On the flip side, if you’re a macro shooter or a tabletop photographer, then by all means you need a tripod. At such large magnifications of macro even a small blur(by monopod) will ruin your shot. So for the best stability, you must use a tripod. Again being in a studio you’re in no hurry as your subject or your lighting won’t be running away. You’ve all the time in the world to setup a tripod & get working. So, if you do studio portraits, tabletop, macros, long-exposures, focus-stacking, star trails – you should go absolutely for a Tripod!
Do you travel?
How often do you travel? Often tripods are considerably heavier than monopods. Even travelling with a tripod for half of the day can be excruciatingly painstaking. It could leave you with an unpleasant mood that you might not even prefer to do photography for the rest of the day. In this case, a monopod will be good. Its so light & compact, that you won’t even feel its presence. You can easily roam the entire day & not feel fatigued at all(& even come back with many keepers). So the weight factor is crucial if you do travel a lot & are debating between a tripod & a monopod. However do keep in mind, if you shoot landscapes travelling around the globe then you’ve no option but to opt for tripod itself.
Do you shoot Video with your DSLR?
Are you into DSLR Video? Do you often like to record moments in full 1080p or perhaps even shoot a full fledged short movie?
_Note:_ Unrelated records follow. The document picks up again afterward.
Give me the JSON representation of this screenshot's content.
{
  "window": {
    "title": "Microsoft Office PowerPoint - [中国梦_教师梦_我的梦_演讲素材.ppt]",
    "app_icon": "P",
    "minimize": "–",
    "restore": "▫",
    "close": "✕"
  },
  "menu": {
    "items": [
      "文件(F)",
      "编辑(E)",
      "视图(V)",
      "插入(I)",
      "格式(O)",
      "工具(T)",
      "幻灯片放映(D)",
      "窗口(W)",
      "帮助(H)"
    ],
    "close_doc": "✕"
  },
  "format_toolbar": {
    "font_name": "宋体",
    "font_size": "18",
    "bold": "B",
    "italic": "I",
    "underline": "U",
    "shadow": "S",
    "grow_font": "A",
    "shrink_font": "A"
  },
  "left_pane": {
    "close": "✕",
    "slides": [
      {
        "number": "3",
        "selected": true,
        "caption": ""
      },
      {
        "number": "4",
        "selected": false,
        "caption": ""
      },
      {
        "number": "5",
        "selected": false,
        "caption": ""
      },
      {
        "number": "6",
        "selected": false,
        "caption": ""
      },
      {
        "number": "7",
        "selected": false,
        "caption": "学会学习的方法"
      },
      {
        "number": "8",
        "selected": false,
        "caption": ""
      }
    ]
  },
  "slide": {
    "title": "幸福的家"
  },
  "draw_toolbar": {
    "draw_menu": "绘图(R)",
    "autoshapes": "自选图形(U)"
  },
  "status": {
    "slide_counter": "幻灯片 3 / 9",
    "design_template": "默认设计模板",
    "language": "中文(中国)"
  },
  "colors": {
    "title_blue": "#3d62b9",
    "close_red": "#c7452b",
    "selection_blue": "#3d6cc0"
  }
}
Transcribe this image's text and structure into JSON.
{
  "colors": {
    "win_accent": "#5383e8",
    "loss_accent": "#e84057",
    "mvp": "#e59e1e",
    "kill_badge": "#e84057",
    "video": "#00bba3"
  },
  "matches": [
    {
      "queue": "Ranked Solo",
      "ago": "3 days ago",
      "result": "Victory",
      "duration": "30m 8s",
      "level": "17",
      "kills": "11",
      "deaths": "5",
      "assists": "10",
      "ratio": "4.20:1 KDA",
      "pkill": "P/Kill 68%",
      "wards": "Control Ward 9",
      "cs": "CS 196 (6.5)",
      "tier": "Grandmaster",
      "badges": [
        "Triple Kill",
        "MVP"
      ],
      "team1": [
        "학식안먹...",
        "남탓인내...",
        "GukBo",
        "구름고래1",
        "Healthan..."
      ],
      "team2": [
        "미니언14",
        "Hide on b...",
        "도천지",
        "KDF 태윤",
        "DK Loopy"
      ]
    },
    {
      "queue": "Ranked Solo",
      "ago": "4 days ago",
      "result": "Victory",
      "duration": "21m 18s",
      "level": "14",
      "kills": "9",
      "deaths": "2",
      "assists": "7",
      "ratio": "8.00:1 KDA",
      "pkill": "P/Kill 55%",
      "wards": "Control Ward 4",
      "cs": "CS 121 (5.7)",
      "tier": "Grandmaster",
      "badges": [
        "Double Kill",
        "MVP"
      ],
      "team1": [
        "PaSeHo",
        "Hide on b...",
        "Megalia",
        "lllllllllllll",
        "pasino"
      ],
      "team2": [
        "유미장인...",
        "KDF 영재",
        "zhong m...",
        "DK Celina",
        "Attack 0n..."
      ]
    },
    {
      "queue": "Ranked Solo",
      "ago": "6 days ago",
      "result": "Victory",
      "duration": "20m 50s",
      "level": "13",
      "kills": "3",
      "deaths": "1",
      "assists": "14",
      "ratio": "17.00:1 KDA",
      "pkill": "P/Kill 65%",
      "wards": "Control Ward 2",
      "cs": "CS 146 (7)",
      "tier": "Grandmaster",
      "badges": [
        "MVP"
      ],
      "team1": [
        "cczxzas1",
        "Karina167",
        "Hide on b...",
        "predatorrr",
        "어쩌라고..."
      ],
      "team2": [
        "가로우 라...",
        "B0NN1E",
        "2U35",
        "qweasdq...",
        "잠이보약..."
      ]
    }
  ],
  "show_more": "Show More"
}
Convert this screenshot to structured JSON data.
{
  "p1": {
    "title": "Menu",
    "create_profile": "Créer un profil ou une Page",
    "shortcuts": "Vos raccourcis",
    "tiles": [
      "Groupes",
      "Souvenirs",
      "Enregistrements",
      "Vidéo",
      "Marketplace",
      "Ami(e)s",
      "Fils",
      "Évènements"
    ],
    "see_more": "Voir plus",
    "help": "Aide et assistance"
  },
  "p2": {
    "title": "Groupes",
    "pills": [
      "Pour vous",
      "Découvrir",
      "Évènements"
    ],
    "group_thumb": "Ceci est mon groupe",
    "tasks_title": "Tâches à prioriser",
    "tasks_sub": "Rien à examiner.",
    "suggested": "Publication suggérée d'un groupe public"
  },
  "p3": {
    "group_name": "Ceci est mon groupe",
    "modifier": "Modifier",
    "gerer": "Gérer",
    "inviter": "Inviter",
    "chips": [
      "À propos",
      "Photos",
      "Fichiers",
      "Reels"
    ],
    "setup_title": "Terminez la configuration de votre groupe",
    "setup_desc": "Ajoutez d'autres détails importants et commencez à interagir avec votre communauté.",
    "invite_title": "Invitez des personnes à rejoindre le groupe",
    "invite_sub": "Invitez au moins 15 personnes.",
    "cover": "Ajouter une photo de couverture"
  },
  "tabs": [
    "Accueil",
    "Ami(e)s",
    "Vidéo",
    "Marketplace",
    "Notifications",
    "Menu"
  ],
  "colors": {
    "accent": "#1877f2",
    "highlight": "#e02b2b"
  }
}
If the answer is Yes, then you should consider going for a monopod.(Ideally DSLR video shooters should have both – tripod & monopod). A monopod will offer you a lot of flexibility during shooting video. Shooting interviews on field with a monopod is way better than hand-holding your DSLR. Even doing dramatic panning or creative steadicam shots often demand a stabilizer which can be easily be maneuvered. Here a monopod scores way more over a tripod which is often not so mobile. However, it does offer stable footage than with monopod which is susceptible to the small hand moments. That’s the reason why I earlier said, ideally you require both for video but if you can just buy one, get a monopod for video – think no further!
As with all photography accessories, your budget will further narrow down your choice between tripods & monopods. Often tripods are way costlier than monopods. So depending on your budget you might need to go for one over the other.
Using Tripod as a Monopod?
You can do that but its cumbersome. You’ll still not be able to work quickly as you can with a monopod itself. Instead better get a cheap monopod & keep it in your camera-bag along-with a heavy duty tripod.